App and web page records

◇ ◇ ◇ ◇

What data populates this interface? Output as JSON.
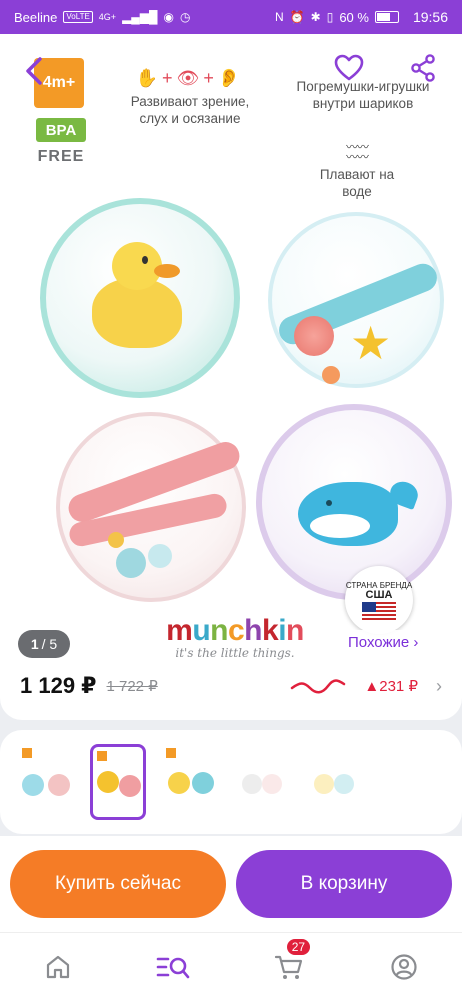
{
  "status_bar": {
    "carrier": "Beeline",
    "network": "VoLTE",
    "signal": "4G+",
    "battery": "60 %",
    "time": "19:56"
  },
  "product": {
    "age_badge": "4m+",
    "bpa_badge": "BPA",
    "free_badge": "FREE",
    "features": {
      "senses": "Развивают зрение, слух и осязание",
      "rattle": "Погремушки-игрушки внутри шариков",
      "float": "Плавают на воде"
    },
    "brand": {
      "name": [
        "m",
        "u",
        "n",
        "c",
        "h",
        "k",
        "i",
        "n"
      ],
      "tagline": "it's the little things."
    },
    "country": {
      "label": "СТРАНА БРЕНДА",
      "name": "США"
    },
    "similar_label": "Похожие ›",
    "gallery": {
      "current": "1",
      "total": "/ 5"
    },
    "price": "1 129 ₽",
    "old_price": "1 722 ₽",
    "price_change": "▲231 ₽"
  },
  "actions": {
    "buy_now": "Купить сейчас",
    "add_to_cart": "В корзину"
  },
  "tabbar": {
    "cart_count": "27"
  },
  "colors": {
    "brand_purple": "#8b3fd6",
    "buy_orange": "#f57c26",
    "price_up_red": "#e0203c"
  }
}
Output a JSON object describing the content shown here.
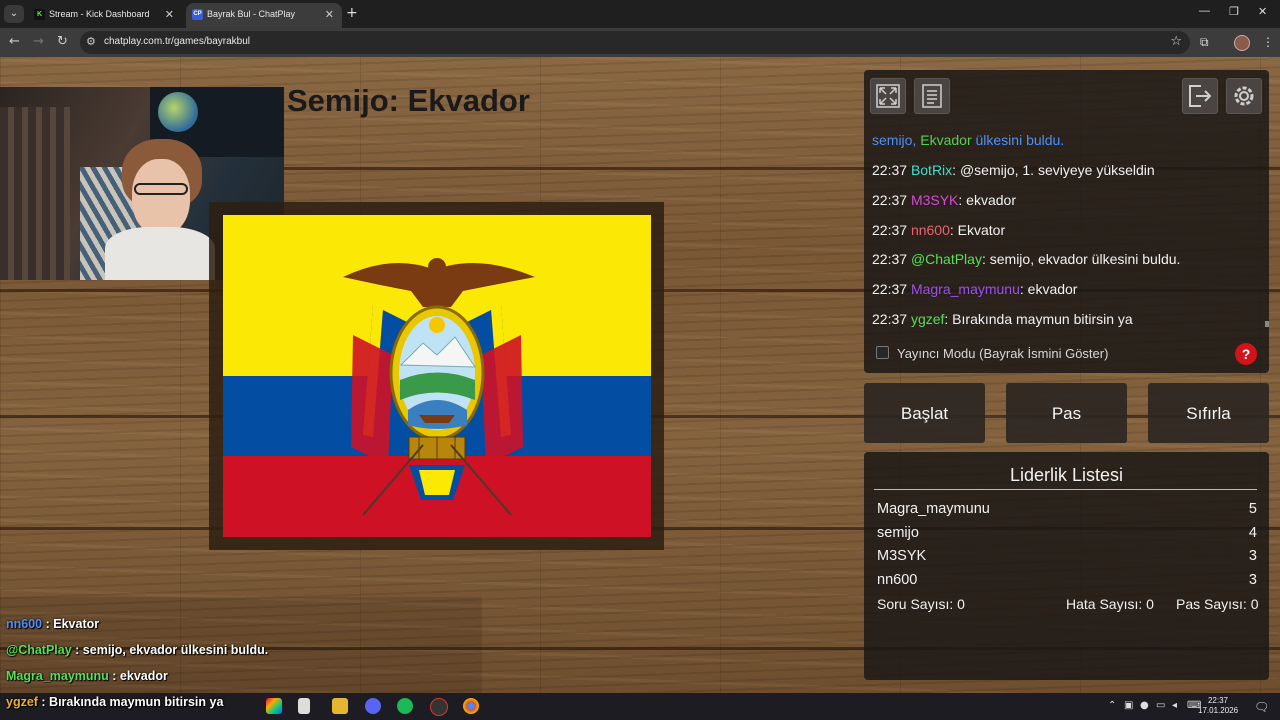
{
  "browser": {
    "tabs": [
      {
        "title": "Stream - Kick Dashboard",
        "favicon": "K",
        "favicon_color": "#53fc18",
        "active": false
      },
      {
        "title": "Bayrak Bul - ChatPlay",
        "favicon": "CP",
        "favicon_color": "#3b5bdb",
        "active": true
      }
    ],
    "url": "chatplay.com.tr/games/bayrakbul"
  },
  "game": {
    "title": "Semijo: Ekvador",
    "flag_country": "Ecuador"
  },
  "chat_panel": {
    "messages": [
      {
        "time": "",
        "user": "",
        "user_color": "#4f8ff7",
        "text": "semijo, Ekvador ülkesini buldu."
      },
      {
        "time": "22:37",
        "user": "BotRix",
        "user_color": "#3fe0d0",
        "text": ": @semijo, 1. seviyeye yükseldin"
      },
      {
        "time": "22:37",
        "user": "M3SYK",
        "user_color": "#d44bd6",
        "text": ": ekvador"
      },
      {
        "time": "22:37",
        "user": "nn600",
        "user_color": "#f06070",
        "text": ": Ekvator"
      },
      {
        "time": "22:37",
        "user": "@ChatPlay",
        "user_color": "#55e055",
        "text": ": semijo, ekvador ülkesini buldu."
      },
      {
        "time": "22:37",
        "user": "Magra_maymunu",
        "user_color": "#a050f0",
        "text": ": ekvador"
      },
      {
        "time": "22:37",
        "user": "ygzef",
        "user_color": "#55e055",
        "text": ": Bırakında maymun bitirsin ya"
      }
    ],
    "first_line": {
      "user": "semijo,",
      "country": "Ekvador",
      "rest": "ülkesini buldu.",
      "user_color": "#4f8ff7",
      "country_color": "#55d055",
      "rest_color": "#4f8ff7"
    },
    "streamer_mode_label": "Yayıncı Modu (Bayrak İsmini Göster)",
    "help_label": "?"
  },
  "actions": {
    "start": "Başlat",
    "pass": "Pas",
    "reset": "Sıfırla"
  },
  "leaderboard": {
    "title": "Liderlik Listesi",
    "rows": [
      {
        "name": "Magra_maymunu",
        "score": "5"
      },
      {
        "name": "semijo",
        "score": "4"
      },
      {
        "name": "M3SYK",
        "score": "3"
      },
      {
        "name": "nn600",
        "score": "3"
      }
    ],
    "question_count": "Soru Sayısı: 0",
    "error_count": "Hata Sayısı: 0",
    "pass_count": "Pas Sayısı: 0"
  },
  "overlay_chat": [
    {
      "user": "nn600",
      "user_color": "#4f8ff7",
      "text": " : Ekvator"
    },
    {
      "user": "@ChatPlay",
      "user_color": "#55e055",
      "text": " : semijo, ekvador ülkesini buldu."
    },
    {
      "user": "Magra_maymunu",
      "user_color": "#55e055",
      "text": " : ekvador"
    },
    {
      "user": "ygzef",
      "user_color": "#f0b030",
      "text": " : Bırakında maymun bitirsin ya"
    }
  ],
  "taskbar": {
    "time": "22:37",
    "date": "17.01.2026"
  }
}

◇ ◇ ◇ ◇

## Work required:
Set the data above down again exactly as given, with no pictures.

## Task solution:
What data populates this interface? Output as JSON.
{
  "status_bar": {
    "carrier": "Beeline",
    "network": "VoLTE",
    "signal": "4G+",
    "battery": "60 %",
    "time": "19:56"
  },
  "product": {
    "age_badge": "4m+",
    "bpa_badge": "BPA",
    "free_badge": "FREE",
    "features": {
      "senses": "Развивают зрение, слух и осязание",
      "rattle": "Погремушки-игрушки внутри шариков",
      "float": "Плавают на воде"
    },
    "brand": {
      "name": [
        "m",
        "u",
        "n",
        "c",
        "h",
        "k",
        "i",
        "n"
      ],
      "tagline": "it's the little things."
    },
    "country": {
      "label": "СТРАНА БРЕНДА",
      "name": "США"
    },
    "similar_label": "Похожие ›",
    "gallery": {
      "current": "1",
      "total": "/ 5"
    },
    "price": "1 129 ₽",
    "old_price": "1 722 ₽",
    "price_change": "▲231 ₽"
  },
  "actions": {
    "buy_now": "Купить сейчас",
    "add_to_cart": "В корзину"
  },
  "tabbar": {
    "cart_count": "27"
  },
  "colors": {
    "brand_purple": "#8b3fd6",
    "buy_orange": "#f57c26",
    "price_up_red": "#e0203c"
  }
}
Output a JSON object describing the content shown here.
{
  "browser": {
    "tabs": [
      {
        "title": "Stream - Kick Dashboard",
        "favicon": "K",
        "favicon_color": "#53fc18",
        "active": false
      },
      {
        "title": "Bayrak Bul - ChatPlay",
        "favicon": "CP",
        "favicon_color": "#3b5bdb",
        "active": true
      }
    ],
    "url": "chatplay.com.tr/games/bayrakbul"
  },
  "game": {
    "title": "Semijo: Ekvador",
    "flag_country": "Ecuador"
  },
  "chat_panel": {
    "messages": [
      {
        "time": "",
        "user": "",
        "user_color": "#4f8ff7",
        "text": "semijo, Ekvador ülkesini buldu."
      },
      {
        "time": "22:37",
        "user": "BotRix",
        "user_color": "#3fe0d0",
        "text": ": @semijo, 1. seviyeye yükseldin"
      },
      {
        "time": "22:37",
        "user": "M3SYK",
        "user_color": "#d44bd6",
        "text": ": ekvador"
      },
      {
        "time": "22:37",
        "user": "nn600",
        "user_color": "#f06070",
        "text": ": Ekvator"
      },
      {
        "time": "22:37",
        "user": "@ChatPlay",
        "user_color": "#55e055",
        "text": ": semijo, ekvador ülkesini buldu."
      },
      {
        "time": "22:37",
        "user": "Magra_maymunu",
        "user_color": "#a050f0",
        "text": ": ekvador"
      },
      {
        "time": "22:37",
        "user": "ygzef",
        "user_color": "#55e055",
        "text": ": Bırakında maymun bitirsin ya"
      }
    ],
    "first_line": {
      "user": "semijo,",
      "country": "Ekvador",
      "rest": "ülkesini buldu.",
      "user_color": "#4f8ff7",
      "country_color": "#55d055",
      "rest_color": "#4f8ff7"
    },
    "streamer_mode_label": "Yayıncı Modu (Bayrak İsmini Göster)",
    "help_label": "?"
  },
  "actions": {
    "start": "Başlat",
    "pass": "Pas",
    "reset": "Sıfırla"
  },
  "leaderboard": {
    "title": "Liderlik Listesi",
    "rows": [
      {
        "name": "Magra_maymunu",
        "score": "5"
      },
      {
        "name": "semijo",
        "score": "4"
      },
      {
        "name": "M3SYK",
        "score": "3"
      },
      {
        "name": "nn600",
        "score": "3"
      }
    ],
    "question_count": "Soru Sayısı: 0",
    "error_count": "Hata Sayısı: 0",
    "pass_count": "Pas Sayısı: 0"
  },
  "overlay_chat": [
    {
      "user": "nn600",
      "user_color": "#4f8ff7",
      "text": " : Ekvator"
    },
    {
      "user": "@ChatPlay",
      "user_color": "#55e055",
      "text": " : semijo, ekvador ülkesini buldu."
    },
    {
      "user": "Magra_maymunu",
      "user_color": "#55e055",
      "text": " : ekvador"
    },
    {
      "user": "ygzef",
      "user_color": "#f0b030",
      "text": " : Bırakında maymun bitirsin ya"
    }
  ],
  "taskbar": {
    "time": "22:37",
    "date": "17.01.2026"
  }
}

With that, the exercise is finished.